» **TASK REQUIREMENTS**: Which lines in the records below hold the word "highlighted"? Copy each of them.

Page and application data records
____________________
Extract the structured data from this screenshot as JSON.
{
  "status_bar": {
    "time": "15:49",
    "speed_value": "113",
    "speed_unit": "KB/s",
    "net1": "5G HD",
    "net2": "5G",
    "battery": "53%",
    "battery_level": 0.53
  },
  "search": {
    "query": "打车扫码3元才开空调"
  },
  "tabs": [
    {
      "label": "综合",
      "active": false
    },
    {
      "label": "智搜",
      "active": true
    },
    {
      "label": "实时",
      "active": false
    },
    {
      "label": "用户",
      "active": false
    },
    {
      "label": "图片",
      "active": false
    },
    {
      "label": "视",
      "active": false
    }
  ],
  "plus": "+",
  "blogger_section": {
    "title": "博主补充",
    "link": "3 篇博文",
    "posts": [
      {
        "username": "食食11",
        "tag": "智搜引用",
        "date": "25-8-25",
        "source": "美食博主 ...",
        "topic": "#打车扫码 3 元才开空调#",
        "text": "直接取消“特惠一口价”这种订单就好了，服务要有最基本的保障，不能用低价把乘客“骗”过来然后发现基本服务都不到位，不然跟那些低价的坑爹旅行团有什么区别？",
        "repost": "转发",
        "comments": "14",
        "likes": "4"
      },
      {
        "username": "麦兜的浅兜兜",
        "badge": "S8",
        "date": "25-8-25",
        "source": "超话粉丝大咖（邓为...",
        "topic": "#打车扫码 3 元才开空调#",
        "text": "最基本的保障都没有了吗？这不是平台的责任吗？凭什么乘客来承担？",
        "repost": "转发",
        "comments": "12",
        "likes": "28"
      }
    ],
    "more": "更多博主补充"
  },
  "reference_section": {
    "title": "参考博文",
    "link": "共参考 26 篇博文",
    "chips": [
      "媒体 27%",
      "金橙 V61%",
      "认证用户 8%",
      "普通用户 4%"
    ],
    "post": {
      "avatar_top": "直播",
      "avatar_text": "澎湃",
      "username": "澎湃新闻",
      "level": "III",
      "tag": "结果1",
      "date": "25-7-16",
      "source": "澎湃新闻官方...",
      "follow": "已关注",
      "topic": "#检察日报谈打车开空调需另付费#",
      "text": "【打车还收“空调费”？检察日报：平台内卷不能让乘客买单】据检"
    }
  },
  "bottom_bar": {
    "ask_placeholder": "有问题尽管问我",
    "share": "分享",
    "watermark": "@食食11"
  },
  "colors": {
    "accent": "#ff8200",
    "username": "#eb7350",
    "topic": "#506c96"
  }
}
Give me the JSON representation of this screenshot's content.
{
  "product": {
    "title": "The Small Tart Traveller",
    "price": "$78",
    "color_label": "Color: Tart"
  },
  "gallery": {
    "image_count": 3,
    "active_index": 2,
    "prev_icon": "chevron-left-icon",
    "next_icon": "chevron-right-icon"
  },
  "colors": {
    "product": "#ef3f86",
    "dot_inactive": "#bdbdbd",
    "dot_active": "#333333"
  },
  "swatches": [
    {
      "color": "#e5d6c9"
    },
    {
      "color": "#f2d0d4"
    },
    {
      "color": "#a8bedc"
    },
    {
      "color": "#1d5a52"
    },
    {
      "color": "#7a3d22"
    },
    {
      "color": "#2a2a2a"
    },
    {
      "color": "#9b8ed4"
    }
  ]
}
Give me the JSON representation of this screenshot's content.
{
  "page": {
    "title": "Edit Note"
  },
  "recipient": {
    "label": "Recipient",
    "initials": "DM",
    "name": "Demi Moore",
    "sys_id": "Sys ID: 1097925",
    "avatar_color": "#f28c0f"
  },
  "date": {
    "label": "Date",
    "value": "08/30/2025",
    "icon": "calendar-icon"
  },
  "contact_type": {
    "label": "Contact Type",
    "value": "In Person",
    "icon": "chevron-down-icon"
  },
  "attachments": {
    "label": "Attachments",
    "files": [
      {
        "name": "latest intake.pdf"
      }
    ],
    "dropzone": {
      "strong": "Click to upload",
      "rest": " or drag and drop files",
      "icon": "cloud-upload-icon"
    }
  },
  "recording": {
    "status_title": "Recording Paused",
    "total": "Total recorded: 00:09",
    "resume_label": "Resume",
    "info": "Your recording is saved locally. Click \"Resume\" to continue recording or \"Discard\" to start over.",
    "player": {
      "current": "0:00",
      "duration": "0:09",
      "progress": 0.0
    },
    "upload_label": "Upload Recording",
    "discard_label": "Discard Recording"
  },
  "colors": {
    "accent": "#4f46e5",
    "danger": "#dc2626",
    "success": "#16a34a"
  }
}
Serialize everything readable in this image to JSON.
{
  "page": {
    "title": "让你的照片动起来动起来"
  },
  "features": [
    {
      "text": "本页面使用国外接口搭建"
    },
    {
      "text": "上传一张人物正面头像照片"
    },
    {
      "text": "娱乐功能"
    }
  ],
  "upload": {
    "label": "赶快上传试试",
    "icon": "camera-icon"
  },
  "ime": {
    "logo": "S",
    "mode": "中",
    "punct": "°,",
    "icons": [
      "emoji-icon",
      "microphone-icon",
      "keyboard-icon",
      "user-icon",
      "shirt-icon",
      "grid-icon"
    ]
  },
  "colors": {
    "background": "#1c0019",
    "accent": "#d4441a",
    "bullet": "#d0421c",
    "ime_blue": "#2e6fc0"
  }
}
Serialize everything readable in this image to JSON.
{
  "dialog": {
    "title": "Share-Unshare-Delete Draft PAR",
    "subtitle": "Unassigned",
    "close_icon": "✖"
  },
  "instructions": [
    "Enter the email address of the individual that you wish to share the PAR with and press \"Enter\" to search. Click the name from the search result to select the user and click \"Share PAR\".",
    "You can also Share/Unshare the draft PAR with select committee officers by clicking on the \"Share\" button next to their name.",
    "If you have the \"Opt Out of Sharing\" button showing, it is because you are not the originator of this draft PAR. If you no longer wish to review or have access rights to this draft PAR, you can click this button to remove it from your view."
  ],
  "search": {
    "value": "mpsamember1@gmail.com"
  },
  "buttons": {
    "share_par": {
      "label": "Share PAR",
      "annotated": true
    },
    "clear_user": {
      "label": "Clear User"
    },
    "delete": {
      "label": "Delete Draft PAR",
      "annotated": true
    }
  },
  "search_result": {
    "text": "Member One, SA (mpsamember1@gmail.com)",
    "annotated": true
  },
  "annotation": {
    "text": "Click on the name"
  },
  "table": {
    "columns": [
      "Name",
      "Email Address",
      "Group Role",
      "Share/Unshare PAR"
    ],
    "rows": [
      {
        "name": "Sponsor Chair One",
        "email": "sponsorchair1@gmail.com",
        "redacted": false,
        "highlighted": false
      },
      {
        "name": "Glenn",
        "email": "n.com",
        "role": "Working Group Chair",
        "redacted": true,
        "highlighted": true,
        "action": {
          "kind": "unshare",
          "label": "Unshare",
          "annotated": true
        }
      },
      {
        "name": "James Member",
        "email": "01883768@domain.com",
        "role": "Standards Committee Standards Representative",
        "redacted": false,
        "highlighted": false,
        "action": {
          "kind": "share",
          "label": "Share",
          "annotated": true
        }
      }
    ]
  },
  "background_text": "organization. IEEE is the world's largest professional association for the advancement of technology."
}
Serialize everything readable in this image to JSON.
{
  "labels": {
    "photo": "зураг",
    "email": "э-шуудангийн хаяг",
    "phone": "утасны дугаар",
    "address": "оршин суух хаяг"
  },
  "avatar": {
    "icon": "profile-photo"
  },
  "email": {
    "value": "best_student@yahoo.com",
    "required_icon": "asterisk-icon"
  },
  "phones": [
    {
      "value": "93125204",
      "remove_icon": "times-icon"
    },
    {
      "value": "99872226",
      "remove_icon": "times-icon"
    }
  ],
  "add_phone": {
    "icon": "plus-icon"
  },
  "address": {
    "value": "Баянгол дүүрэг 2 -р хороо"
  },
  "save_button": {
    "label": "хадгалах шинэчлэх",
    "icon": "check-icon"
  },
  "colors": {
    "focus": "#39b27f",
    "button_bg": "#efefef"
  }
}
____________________
» **RESPONSE BELOW**:
        "highlighted": false
        "highlighted": true,
        "highlighted": false,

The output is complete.